CLENCH, JOHN (d. 1607), judge, son of John Clench of Wetherefield, Essex, by Joan, daughter of John Amias of the same county, and grandson of John Clench of Leeds, Yorkshire, was admitted a student at Lincoln's Inn on 11 Feb. 1556, called to the bar in 1568, appointed recorder of Ipswich in 1573-4--being the first known to have held office--elected reader at his inn in Lent 1574, took the degree of serjeant-at-law in Michaelmas term 1580, was appointed a baron of the exchequer in the following year (27 Nov.), being assigned to the northern circuit, and on 29 May 1584 was transferred to the court of queen's bench. He was one of the judges appointed to hear causes in chancery in the six months which intervened between the death of the lord chancellor, Sir Christopher Hatton (20 Nov. 1591), and the appointment of his successor. He remained, however, attached to the northern circuit, apparently until his retirement. In 1596 he took the Lincoln assizes with Chief-justice Anderson, the bulk of the criminal business consisting, as it would seem, of cases of ecclesiastical recusancy. The unknown writer of a letter preserved in the fourth volume of Strype's 'Annals' says : 'The demeanour of him (Anderson, a zealous high churchman) and the other judge, as they sit by turns upon the gaol (with reverence I speak it) in these matters is flat opposite; and they which are maliciously affected, when Mr. Justice Clinch sitteth upon the gaol, do labour to adjourn their complaints (though they be before upon the file) to the next assize; and the gentlemen in the several shires are endangered by this means to be cast into a faction' (Strype, Annals, fol., iv. 265). Clench is said to have been an especial favourite with Elizabeth. Nevertheless he does not appear to have been knighted, or in any way honoured. In 1600, while retaining the emoluments of his office, he was displaced from attendance at court, on account of age and infirmities, and three years later he was pensioned. He died on 19 Aug. 1607, at his seat at Holbrooke, Essex, and was buried in Holbrooke Church, his monument being inscribed as in memory 'colendissimi suique temporis antiquissimi judicis Johannis Clenche.' A half-length portrait of Clench in his robes was long preserved at Harden Hall (the seat in the last century of Lord Alvanley) in Cheshire, but appears to have been among the works of art dispersed in 1815. A portrait of the judge was also in the possession of the town clerk of Ipswich in 1831. Clench married Catherine, daughter of Thomas Almot of Creeting All Saints, Essex, by whom he had issue five sons and eight daughters. His heir, Thomas, who married Margery, daughter of John Barker, merchant, of Ipswich, was sheriff of Suffolk in 1616, and junior M.P. for the same county in 1630, and one John Clench of Creeting was sheriff of Suffolk in 1630. The family appears to be now extinct.

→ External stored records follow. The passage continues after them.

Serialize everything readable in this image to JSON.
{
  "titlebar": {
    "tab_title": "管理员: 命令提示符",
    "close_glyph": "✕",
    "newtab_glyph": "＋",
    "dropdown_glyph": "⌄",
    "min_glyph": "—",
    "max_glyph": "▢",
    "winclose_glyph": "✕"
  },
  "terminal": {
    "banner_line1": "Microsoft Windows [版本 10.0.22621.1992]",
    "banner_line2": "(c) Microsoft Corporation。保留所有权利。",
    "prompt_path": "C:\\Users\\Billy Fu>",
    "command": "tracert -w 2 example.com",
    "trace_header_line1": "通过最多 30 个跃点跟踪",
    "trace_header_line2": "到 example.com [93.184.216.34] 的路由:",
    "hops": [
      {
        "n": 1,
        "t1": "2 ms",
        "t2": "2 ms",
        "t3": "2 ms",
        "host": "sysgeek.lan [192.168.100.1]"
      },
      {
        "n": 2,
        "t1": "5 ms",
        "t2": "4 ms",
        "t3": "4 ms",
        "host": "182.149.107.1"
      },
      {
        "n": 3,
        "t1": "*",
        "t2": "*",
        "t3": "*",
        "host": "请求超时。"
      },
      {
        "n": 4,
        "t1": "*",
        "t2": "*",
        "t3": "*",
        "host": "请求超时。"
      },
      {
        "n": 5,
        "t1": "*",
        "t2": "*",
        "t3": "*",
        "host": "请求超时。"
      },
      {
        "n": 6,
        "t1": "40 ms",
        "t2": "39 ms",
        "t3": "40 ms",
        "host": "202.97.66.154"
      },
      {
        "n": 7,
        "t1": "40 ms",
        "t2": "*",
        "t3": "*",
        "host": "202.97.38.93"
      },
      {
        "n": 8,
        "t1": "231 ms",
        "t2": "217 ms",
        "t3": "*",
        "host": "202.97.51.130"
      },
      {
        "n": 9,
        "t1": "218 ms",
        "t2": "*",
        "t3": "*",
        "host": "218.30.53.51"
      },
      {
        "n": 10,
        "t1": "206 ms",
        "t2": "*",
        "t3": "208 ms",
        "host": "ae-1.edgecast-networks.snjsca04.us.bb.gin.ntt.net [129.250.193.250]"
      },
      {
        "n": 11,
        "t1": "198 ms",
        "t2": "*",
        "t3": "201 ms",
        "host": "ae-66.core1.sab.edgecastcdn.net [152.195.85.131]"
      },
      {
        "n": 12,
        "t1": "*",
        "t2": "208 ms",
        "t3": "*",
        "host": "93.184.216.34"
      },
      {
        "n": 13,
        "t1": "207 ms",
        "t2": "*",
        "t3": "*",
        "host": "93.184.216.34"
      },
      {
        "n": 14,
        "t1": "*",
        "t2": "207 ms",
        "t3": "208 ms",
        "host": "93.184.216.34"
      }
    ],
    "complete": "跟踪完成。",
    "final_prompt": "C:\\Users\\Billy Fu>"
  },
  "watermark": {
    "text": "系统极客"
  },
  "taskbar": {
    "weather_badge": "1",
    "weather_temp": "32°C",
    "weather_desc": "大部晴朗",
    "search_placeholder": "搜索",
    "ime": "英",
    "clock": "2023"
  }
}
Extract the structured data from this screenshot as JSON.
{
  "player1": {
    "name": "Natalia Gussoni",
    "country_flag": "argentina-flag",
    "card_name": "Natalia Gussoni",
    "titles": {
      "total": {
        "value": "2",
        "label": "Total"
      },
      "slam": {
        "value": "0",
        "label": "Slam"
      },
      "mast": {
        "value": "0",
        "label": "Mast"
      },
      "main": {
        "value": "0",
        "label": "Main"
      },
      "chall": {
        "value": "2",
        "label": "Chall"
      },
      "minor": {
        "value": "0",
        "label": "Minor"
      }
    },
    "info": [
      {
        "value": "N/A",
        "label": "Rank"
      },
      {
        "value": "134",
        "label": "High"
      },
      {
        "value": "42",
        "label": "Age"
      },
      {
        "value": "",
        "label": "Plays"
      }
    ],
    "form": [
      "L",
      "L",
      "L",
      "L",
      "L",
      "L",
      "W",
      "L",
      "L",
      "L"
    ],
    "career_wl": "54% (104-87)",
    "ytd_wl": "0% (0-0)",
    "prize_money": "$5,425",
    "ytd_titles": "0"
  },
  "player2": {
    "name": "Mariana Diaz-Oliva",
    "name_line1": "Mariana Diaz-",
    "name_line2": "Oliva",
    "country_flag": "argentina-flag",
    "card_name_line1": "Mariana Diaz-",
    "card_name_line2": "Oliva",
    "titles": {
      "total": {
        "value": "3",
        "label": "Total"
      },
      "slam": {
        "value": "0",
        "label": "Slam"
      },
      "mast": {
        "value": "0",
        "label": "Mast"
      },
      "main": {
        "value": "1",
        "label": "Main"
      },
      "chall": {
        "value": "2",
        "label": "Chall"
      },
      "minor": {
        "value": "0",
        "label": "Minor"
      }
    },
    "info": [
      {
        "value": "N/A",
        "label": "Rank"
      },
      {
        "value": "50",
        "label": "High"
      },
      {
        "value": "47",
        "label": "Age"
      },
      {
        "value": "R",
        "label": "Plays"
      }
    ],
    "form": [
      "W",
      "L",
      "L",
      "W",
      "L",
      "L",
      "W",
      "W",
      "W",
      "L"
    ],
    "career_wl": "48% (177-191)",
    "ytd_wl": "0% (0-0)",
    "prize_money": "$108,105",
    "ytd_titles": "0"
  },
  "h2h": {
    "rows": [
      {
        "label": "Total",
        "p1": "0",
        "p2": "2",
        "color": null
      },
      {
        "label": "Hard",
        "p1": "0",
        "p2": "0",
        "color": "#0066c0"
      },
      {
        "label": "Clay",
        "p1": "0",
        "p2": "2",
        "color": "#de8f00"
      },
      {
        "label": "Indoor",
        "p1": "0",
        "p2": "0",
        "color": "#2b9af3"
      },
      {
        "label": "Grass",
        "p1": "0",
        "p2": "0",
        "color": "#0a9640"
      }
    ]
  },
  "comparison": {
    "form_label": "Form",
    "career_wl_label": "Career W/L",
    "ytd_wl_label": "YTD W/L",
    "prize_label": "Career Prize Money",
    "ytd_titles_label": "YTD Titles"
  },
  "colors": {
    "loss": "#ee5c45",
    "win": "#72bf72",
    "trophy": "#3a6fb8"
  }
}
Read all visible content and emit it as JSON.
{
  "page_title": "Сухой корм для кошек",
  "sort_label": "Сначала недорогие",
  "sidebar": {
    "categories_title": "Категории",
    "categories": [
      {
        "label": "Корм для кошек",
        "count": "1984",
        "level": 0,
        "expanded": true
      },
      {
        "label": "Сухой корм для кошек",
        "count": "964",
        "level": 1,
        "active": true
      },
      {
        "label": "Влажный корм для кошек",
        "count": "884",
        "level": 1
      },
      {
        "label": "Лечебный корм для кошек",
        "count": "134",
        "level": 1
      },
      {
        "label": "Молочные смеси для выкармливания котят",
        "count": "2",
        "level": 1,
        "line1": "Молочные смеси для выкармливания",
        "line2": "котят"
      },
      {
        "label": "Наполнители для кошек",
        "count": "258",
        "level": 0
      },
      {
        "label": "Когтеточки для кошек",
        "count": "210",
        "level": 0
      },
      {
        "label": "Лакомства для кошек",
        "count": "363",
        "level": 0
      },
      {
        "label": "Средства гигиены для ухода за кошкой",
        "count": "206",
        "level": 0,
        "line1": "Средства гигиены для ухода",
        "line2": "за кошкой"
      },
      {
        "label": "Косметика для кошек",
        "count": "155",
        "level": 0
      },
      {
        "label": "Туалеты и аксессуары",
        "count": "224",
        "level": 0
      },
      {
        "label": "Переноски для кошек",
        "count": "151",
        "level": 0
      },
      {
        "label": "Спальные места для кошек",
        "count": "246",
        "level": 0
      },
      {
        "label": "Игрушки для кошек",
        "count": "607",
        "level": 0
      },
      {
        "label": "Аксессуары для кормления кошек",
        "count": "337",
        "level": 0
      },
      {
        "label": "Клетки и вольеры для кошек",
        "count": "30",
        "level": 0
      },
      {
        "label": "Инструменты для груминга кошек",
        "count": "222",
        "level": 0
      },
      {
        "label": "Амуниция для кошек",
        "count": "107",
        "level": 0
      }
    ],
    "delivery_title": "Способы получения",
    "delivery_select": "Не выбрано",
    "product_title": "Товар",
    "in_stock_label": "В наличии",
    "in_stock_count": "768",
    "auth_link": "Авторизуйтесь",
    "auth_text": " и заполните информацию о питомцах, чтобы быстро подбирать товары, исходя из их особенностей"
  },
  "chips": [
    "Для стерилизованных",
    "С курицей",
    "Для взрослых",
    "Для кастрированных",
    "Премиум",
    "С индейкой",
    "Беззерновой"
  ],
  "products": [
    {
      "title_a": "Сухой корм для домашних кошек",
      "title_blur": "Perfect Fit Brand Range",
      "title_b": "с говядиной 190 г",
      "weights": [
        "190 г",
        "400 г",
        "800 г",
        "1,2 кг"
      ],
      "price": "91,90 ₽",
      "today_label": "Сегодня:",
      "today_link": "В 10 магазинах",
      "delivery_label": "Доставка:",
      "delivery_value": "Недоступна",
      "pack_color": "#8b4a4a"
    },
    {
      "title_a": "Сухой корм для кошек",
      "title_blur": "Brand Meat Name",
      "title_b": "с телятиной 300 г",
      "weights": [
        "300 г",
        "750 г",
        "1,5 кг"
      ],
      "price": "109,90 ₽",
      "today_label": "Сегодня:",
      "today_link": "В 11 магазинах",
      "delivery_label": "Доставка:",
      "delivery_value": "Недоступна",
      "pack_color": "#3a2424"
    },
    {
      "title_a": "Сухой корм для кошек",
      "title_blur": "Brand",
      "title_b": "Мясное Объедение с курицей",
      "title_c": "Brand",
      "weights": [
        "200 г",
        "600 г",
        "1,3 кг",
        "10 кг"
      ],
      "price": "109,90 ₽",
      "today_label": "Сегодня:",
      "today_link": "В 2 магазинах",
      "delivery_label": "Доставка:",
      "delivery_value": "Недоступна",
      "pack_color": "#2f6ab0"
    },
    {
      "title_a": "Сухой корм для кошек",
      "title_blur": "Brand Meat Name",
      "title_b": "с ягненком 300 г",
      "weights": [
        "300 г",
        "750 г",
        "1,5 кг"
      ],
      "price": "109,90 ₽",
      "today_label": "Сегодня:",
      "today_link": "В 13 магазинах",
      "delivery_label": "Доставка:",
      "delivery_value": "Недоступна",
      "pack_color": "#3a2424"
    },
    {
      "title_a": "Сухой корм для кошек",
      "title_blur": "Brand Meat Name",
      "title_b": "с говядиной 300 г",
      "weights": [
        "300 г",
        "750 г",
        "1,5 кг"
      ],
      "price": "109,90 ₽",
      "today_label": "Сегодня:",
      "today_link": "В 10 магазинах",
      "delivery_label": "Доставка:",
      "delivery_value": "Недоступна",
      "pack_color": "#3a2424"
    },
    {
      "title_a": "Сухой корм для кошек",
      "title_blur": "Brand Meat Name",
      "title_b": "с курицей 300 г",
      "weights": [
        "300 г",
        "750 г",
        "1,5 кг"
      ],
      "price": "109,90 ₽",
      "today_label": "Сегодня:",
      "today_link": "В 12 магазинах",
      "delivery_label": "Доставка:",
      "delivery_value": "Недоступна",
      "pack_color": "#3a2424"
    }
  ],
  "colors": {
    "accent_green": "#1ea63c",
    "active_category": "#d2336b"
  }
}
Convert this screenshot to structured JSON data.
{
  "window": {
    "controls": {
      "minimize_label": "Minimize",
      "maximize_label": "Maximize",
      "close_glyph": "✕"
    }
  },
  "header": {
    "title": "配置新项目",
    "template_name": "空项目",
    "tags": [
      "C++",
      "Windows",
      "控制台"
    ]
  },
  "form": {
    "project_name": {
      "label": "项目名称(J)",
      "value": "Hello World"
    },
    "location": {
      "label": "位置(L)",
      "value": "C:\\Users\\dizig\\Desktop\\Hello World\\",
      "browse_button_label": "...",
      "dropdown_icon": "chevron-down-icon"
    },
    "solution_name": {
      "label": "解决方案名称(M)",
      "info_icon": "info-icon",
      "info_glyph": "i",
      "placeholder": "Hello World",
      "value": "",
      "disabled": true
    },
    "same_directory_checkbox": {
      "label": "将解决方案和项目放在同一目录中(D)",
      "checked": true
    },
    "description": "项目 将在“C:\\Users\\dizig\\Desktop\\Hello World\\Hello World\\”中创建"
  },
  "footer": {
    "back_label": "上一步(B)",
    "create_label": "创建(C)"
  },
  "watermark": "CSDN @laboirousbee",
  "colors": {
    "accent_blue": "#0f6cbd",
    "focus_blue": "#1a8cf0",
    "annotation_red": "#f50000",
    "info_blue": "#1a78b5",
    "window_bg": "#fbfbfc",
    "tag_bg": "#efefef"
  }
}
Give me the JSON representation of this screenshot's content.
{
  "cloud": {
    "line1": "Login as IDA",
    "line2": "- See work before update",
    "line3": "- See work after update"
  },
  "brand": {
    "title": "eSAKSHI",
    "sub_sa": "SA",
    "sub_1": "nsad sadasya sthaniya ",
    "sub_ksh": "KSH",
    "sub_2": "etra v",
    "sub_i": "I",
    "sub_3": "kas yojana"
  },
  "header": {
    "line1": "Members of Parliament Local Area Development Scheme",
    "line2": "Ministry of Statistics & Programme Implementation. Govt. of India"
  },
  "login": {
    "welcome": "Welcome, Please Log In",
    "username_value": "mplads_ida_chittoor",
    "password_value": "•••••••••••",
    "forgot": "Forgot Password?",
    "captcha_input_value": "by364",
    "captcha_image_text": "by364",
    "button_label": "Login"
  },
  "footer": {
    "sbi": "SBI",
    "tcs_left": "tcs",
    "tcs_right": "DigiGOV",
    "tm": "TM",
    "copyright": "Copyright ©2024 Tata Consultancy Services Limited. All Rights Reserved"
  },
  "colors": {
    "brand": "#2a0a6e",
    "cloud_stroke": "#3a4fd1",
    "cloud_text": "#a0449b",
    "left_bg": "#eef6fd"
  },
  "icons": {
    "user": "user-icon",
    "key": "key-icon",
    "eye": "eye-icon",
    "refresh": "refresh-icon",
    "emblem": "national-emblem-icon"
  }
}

[Add. MS. 19123, fol. 252; Dugdale's Orig. 253; Dugdale's Chron. Ser. 95, 98; Cal. State Papers (Dom. 1581-90), p. 452, (1591-4) pp. 188, 311, (1598-1601) p. 387, (1601-3) p. 284, Addenda (1566-79) p. 527, Addenda (1580-1265) ii. pp. 252-3, 405; Lysons's Magna Britannia, ii. pt. ii. 783; Earwaker's East Cheshire, i. 479; Excursions through Suffolk (1818), i. 150; Suckling's Suffolk, i. xliii, xlviii; Foss's Judges of England.]

J. M. R.

CLENNELL, LUKE (1781–1840), artist and wood engraver, was born at Ulgham, near Morpeth, Northumberland, on 8 April 1781. He was the son of a farmer. Placed